Elizabeth Chilbert Powers
Elizabeth Powers is a fourth-year Ph.D. student in Rhetoric and Composition who teaches in FSU's Editing, Writing, and Media and First-Year Composition programs. Elizabeth graduated from Thomas More College in Crestview Hills, Kentucky, with a B.A. in Creative Writing, and from Boise State University with an M.A. in Rhetoric and Composition. Her research interests include writing center studies and rhetorical theory, especially rhetorics of place and visual rhetoric. She has presented at CCCC, IWCA, WPA, RSA and has published work in Praxis: A Writing Center Journal and Writing Lab Newsletter. (forthcoming).
Rebecca Furlow Skinner

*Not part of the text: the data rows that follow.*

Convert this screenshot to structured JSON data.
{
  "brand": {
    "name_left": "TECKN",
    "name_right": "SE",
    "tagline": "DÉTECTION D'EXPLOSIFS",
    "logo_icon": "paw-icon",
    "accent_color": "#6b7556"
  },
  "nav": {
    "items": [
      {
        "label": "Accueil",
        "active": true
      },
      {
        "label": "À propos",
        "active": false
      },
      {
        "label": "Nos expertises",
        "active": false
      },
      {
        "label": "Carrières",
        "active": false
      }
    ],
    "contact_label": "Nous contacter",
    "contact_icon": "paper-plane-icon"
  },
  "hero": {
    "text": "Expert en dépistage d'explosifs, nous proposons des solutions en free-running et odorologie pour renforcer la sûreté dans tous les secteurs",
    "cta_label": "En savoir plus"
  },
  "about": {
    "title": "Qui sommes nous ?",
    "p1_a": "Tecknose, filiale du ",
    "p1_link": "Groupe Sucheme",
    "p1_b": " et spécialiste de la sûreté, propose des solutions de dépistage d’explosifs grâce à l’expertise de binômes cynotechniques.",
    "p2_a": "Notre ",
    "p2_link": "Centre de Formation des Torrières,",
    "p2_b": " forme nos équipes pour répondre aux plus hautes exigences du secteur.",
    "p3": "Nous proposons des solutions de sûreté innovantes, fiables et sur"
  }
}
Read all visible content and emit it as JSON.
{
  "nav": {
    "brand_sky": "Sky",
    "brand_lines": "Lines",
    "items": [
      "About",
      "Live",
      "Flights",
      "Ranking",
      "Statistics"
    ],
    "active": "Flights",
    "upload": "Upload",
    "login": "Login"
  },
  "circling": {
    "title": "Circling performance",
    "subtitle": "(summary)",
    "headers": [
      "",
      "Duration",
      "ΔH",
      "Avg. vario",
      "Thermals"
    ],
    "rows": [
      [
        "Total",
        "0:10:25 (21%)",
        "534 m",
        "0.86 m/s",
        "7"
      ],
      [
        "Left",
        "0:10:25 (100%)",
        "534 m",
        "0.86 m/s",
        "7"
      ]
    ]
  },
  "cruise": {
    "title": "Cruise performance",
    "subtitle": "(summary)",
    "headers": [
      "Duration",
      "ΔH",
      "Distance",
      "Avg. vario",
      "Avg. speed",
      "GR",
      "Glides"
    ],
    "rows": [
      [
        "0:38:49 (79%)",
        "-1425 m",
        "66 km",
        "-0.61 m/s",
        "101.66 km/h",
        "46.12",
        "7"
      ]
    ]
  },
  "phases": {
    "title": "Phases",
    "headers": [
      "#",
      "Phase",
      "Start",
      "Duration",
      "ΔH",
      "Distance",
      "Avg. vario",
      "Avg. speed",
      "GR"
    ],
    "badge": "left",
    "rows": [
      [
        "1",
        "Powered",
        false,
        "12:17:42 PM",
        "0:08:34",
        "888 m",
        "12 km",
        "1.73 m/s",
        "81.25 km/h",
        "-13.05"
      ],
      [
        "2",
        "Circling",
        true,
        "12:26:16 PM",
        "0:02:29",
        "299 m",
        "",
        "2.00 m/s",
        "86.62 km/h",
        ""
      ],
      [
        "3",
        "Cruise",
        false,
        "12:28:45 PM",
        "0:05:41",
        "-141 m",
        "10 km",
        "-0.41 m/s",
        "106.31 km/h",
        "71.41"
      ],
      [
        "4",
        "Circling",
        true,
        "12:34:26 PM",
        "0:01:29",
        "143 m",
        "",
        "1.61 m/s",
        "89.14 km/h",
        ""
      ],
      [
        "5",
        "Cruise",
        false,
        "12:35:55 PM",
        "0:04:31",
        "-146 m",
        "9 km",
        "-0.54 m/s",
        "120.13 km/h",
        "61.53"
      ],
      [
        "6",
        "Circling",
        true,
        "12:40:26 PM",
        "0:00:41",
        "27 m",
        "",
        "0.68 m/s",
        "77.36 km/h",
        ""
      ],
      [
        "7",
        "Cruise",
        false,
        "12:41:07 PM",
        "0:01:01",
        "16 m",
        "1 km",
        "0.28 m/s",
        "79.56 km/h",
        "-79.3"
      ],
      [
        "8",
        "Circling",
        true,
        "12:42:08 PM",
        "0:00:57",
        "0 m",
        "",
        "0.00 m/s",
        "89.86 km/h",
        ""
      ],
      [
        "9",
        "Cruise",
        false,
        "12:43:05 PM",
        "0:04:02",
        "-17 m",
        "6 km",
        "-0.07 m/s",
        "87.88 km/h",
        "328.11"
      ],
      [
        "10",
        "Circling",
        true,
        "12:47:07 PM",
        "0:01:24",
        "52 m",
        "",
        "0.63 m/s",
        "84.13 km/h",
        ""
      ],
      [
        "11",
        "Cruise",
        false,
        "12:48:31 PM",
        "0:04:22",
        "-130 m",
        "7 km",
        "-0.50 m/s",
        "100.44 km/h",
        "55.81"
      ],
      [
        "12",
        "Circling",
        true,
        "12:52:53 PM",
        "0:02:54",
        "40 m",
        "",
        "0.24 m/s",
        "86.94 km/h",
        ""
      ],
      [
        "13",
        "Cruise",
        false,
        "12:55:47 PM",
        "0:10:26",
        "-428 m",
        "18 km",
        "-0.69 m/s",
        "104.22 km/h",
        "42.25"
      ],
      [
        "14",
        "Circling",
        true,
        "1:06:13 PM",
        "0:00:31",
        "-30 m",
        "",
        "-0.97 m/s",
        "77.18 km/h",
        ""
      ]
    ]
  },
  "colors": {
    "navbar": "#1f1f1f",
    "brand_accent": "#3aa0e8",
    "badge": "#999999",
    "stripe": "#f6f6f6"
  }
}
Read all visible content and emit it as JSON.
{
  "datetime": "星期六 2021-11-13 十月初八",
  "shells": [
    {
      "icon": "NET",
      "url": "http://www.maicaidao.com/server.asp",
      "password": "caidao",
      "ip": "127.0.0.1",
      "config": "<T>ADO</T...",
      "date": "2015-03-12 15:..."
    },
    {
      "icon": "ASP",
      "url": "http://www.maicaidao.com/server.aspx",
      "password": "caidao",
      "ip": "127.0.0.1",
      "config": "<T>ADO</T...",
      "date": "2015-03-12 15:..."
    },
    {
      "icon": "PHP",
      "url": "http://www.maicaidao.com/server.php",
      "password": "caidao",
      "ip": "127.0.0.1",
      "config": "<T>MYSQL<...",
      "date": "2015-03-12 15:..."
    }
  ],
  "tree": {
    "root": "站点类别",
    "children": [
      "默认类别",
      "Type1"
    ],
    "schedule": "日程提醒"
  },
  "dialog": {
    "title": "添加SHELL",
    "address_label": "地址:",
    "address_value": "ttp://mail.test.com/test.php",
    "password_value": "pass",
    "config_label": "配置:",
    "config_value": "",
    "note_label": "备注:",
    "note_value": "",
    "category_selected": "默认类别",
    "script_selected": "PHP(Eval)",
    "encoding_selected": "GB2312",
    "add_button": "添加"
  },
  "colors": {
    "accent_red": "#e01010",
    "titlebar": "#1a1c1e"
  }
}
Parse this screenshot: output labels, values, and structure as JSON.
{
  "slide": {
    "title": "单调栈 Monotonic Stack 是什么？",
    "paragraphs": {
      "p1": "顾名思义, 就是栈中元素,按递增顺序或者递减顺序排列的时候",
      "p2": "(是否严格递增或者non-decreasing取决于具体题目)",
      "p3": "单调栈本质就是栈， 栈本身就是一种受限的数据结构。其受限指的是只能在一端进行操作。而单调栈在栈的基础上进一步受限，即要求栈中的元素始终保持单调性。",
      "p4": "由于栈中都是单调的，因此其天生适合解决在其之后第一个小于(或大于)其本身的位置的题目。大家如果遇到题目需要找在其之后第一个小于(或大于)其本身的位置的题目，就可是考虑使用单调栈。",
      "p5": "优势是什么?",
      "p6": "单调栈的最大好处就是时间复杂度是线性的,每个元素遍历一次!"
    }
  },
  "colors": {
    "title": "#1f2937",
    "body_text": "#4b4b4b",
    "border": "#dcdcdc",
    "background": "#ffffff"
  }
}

Rebecca Furlow Skinner is a fourth-year Ph.D. student in Rhetoric and Composition. Her current activities include writing, teaching writing and undergraduate writing tutors, tutoring at FSU's Reading/Writing Center, and researching nineteenth century American women journalists' role in the rise of the New Woman. Her other occupations include professional housekeeping, making art in many mediums from glass to fabric, and developing a gallery/studio space in Tallahassee's Railroad Square Art Park, "sharing" as much Eminem as can possibly be tolerated and then (piteously, tearfully) begging 14-year old Mary: "Can we listen to NPR now?" in the car (they commute about 2 hours daily from their demesne in the next county). Also, taking care of family and pets and, oddly, for a feminist perhaps, sincerely enjoying domestic tasks such as dusting, wiping, mending, re-arranging, ironing curtains, baking bread—etc. Plus as a special treat (!) reading the New York Review of Books and London Review of Books... a guilty pleasure.
Natalie Szymanski an ABD Rhetoric and Composition Ph.D. candidate and a Teaching Assistant in FSU's Editing Writing and Media Program. Natalie received her B.A from the University of Wisconsin La-Crosse in 2007 and her M.A. in Rhetoric and Composition from Florida State in 2009. Her academic interests focus on the varied ways visual, digital, and networked communications are altering college composition pedagogies. This year, she will complete her dissertation: a qualitative study that explores the delicately balanced ecologies at play when First-Year Composition programs work to incorporate technology and new media. You can view samples of her digital pedagogy, administration, and scholarship at www.natalieportfolio.com.
Bret Zawilski is a third-year Ph.D. student in Rhetoric and Composition, where he has worked as a tutor in the FSU Digital Studio and a Teaching Assistant in the Editing, Writing, and Media program; currently, he serves as the Editorial Assistant for College Composition and Communication. Bret graduated from Lock Haven University of Pennsylvania with a dual-B.A. in Music and English. He earned his M.A. in Writing, Rhetoric, and Technical Communication from James Madison University, where he also taught courses in First-Year Composition and Technical Communication. His research interests revolve around new media composition, multimodality, and the role of material awareness in knowledge transfer. Outside of the academy, he dabbles in writing science fiction, sketching, and the saxophone.